**Data section**

• • • • •

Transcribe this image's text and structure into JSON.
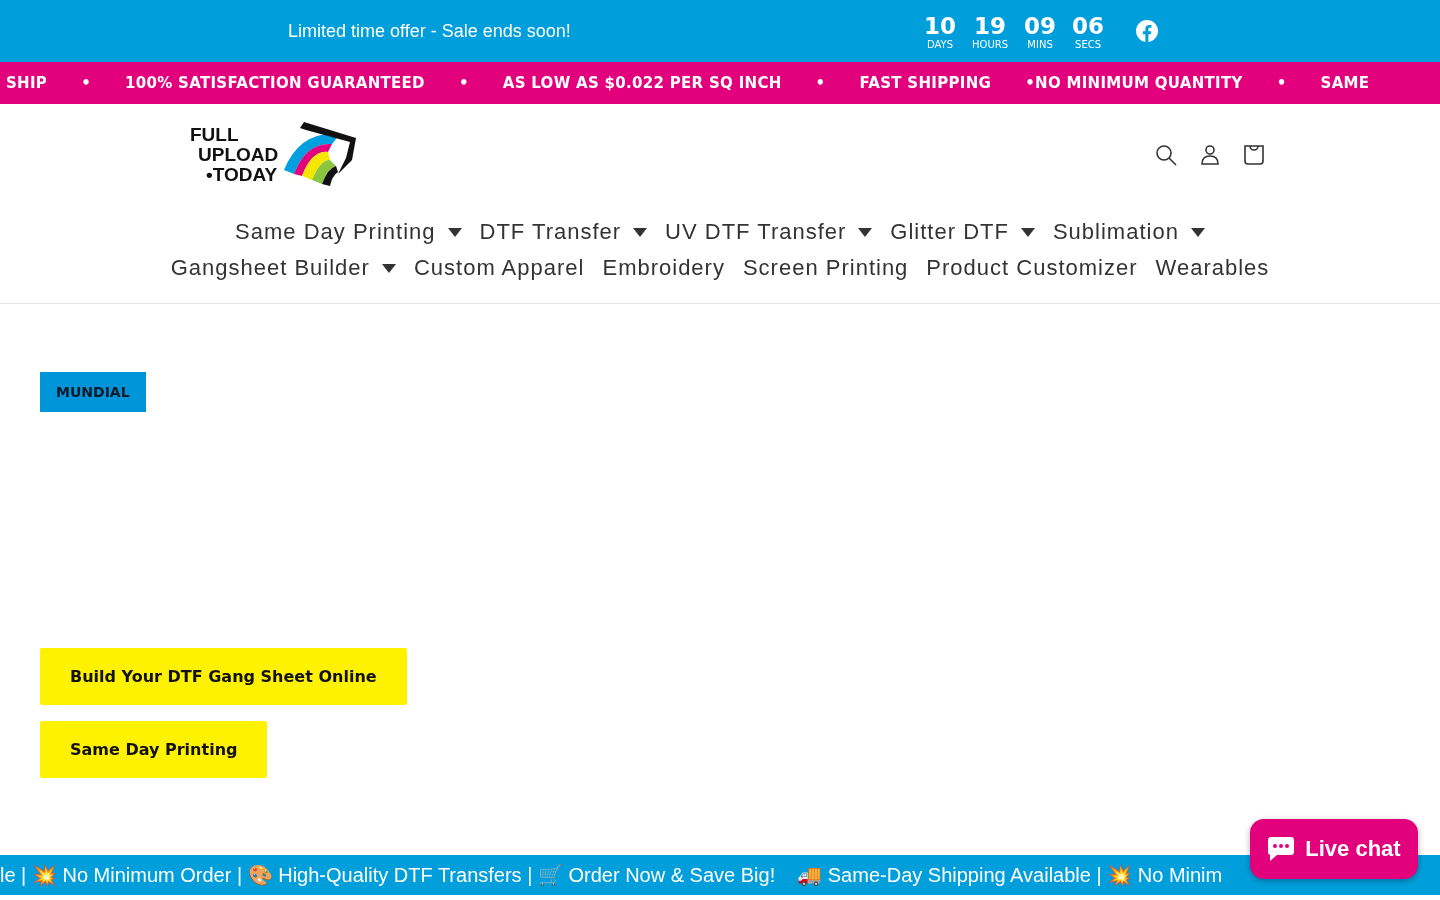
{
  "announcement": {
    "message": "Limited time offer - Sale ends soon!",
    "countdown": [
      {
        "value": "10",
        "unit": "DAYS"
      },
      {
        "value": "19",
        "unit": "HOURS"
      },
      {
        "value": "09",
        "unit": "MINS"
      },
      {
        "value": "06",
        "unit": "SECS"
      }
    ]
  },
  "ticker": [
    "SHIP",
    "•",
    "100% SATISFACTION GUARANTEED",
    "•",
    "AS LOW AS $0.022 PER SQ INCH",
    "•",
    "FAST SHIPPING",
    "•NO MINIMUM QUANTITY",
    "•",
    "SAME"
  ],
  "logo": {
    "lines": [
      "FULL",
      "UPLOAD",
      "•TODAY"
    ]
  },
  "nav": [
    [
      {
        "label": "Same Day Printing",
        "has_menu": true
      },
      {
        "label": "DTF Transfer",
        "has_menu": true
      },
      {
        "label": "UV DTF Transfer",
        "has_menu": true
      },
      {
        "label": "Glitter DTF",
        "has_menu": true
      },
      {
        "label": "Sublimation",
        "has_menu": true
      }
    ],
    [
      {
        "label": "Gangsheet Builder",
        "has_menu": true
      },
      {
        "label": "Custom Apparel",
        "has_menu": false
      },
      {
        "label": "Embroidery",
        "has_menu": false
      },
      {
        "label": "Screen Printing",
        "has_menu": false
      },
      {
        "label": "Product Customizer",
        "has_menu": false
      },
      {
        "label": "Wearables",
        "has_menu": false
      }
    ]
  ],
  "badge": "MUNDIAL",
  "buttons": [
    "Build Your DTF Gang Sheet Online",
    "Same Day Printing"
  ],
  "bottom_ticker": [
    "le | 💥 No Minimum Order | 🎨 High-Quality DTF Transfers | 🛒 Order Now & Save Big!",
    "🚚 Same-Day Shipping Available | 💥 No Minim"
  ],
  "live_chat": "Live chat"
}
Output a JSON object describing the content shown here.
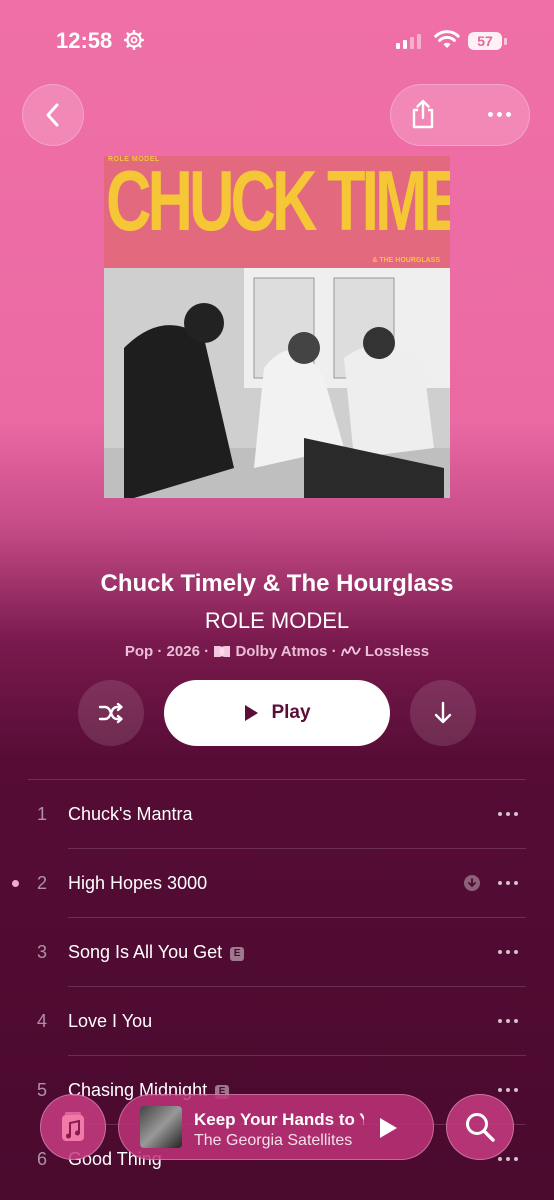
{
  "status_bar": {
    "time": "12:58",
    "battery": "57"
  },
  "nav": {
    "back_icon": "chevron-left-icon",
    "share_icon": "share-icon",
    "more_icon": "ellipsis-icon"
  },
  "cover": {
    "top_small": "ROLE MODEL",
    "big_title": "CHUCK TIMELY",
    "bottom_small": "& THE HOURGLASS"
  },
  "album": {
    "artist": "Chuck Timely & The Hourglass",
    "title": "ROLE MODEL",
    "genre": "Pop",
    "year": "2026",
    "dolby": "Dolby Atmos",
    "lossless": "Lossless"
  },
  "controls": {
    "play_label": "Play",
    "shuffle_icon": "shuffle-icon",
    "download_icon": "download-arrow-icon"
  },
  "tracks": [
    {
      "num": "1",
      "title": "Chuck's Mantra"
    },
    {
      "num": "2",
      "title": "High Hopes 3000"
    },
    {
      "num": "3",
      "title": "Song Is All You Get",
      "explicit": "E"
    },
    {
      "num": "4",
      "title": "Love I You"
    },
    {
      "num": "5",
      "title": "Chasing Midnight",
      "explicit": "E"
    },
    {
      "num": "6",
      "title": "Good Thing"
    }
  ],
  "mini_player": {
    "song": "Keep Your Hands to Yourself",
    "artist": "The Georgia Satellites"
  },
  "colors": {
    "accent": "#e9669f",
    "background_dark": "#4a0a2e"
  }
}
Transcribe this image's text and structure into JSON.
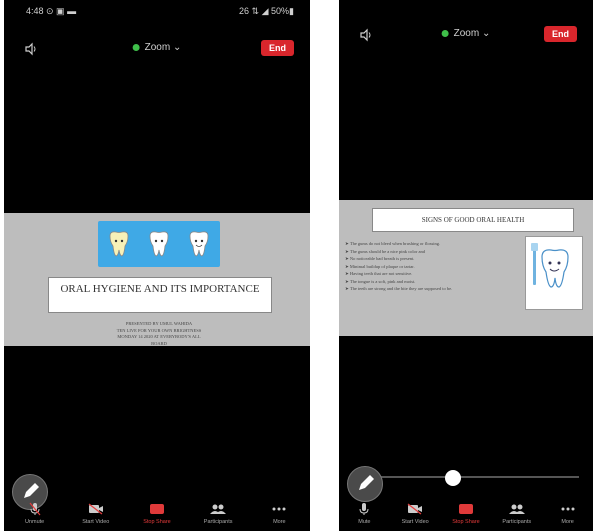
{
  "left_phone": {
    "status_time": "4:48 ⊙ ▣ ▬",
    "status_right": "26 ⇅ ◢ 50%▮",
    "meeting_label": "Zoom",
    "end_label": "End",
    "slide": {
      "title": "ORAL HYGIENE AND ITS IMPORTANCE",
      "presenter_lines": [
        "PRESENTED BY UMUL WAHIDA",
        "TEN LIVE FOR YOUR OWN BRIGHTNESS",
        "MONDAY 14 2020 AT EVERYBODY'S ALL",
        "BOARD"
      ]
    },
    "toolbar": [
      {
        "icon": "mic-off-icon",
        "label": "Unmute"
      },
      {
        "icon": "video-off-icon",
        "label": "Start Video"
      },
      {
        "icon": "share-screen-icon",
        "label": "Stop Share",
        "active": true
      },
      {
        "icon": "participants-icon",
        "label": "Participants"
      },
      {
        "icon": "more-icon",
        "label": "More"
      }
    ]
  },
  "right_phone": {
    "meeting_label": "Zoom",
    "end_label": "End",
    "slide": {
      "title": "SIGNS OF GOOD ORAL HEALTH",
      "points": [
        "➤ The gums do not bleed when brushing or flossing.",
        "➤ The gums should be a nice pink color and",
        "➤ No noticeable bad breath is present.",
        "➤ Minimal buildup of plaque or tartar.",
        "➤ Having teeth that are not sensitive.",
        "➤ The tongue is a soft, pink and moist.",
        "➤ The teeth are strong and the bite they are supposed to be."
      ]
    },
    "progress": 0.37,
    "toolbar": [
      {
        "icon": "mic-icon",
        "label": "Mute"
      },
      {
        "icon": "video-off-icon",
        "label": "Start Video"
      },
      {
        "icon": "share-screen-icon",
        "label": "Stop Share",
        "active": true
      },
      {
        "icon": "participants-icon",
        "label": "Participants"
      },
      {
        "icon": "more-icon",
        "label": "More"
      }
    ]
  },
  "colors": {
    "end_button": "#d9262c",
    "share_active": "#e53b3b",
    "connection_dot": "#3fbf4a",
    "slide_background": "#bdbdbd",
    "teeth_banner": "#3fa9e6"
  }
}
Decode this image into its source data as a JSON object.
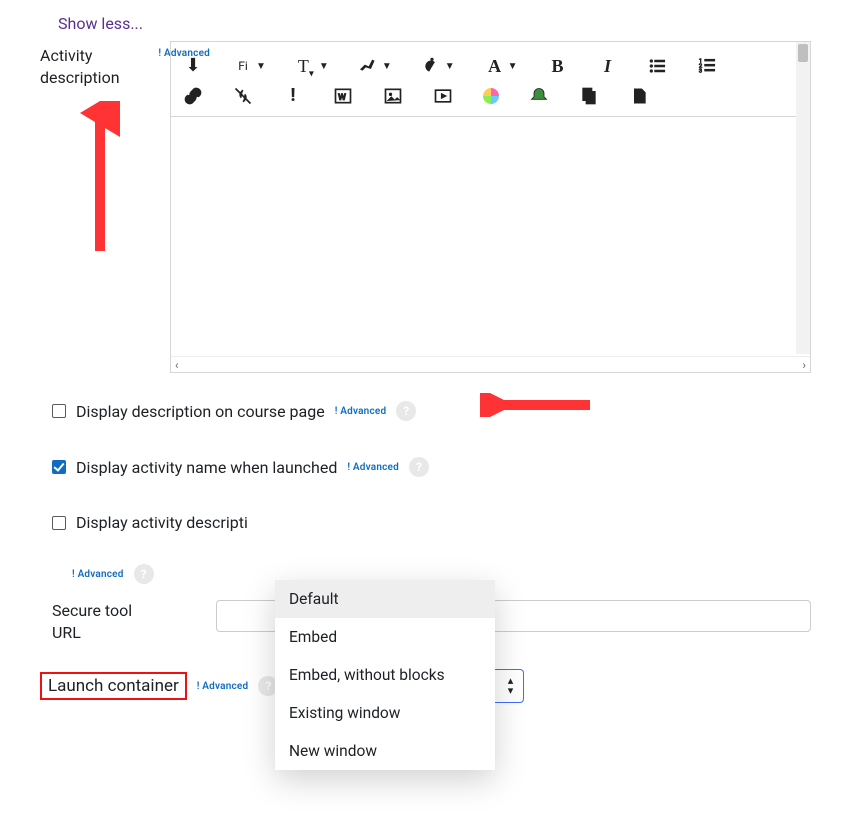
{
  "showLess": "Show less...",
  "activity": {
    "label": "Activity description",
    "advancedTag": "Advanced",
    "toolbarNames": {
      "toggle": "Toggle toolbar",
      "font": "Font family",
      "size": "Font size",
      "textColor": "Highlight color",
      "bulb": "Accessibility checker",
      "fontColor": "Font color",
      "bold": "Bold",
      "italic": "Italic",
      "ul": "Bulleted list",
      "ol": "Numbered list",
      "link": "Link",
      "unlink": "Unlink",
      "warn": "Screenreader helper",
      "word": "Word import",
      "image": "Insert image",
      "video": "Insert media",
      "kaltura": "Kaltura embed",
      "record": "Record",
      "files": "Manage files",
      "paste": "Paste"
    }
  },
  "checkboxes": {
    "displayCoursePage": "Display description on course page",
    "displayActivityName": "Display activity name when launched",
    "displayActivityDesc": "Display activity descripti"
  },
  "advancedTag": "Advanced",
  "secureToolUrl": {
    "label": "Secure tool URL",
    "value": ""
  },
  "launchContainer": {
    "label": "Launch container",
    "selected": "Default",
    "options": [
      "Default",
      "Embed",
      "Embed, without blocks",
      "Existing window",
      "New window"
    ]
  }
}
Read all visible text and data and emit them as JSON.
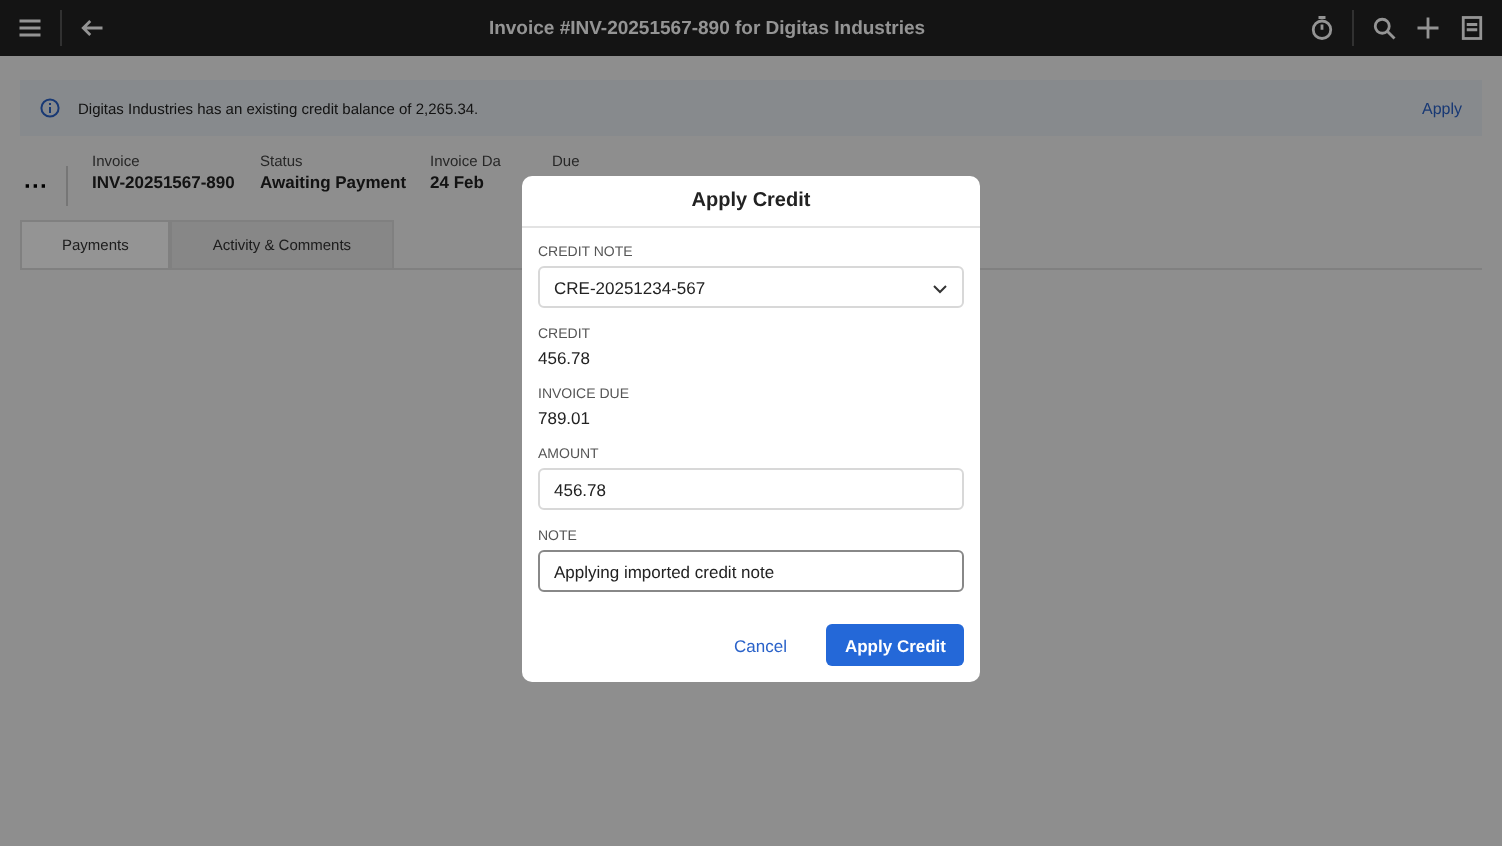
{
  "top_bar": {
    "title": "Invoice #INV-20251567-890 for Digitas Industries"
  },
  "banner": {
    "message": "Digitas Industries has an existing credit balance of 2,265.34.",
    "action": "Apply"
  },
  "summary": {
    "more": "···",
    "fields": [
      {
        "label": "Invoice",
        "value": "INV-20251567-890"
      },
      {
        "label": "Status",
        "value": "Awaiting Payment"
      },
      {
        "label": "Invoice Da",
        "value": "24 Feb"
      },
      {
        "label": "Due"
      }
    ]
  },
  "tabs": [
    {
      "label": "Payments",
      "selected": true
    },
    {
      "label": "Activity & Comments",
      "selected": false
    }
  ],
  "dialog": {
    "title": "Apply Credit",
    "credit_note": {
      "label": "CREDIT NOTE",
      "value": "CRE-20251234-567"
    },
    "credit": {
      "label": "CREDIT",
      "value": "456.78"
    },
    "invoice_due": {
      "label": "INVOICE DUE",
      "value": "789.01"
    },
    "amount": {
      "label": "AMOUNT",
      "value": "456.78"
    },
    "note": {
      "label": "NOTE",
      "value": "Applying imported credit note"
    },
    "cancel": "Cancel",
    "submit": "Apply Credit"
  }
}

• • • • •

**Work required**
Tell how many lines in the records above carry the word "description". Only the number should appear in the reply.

**Solution**
2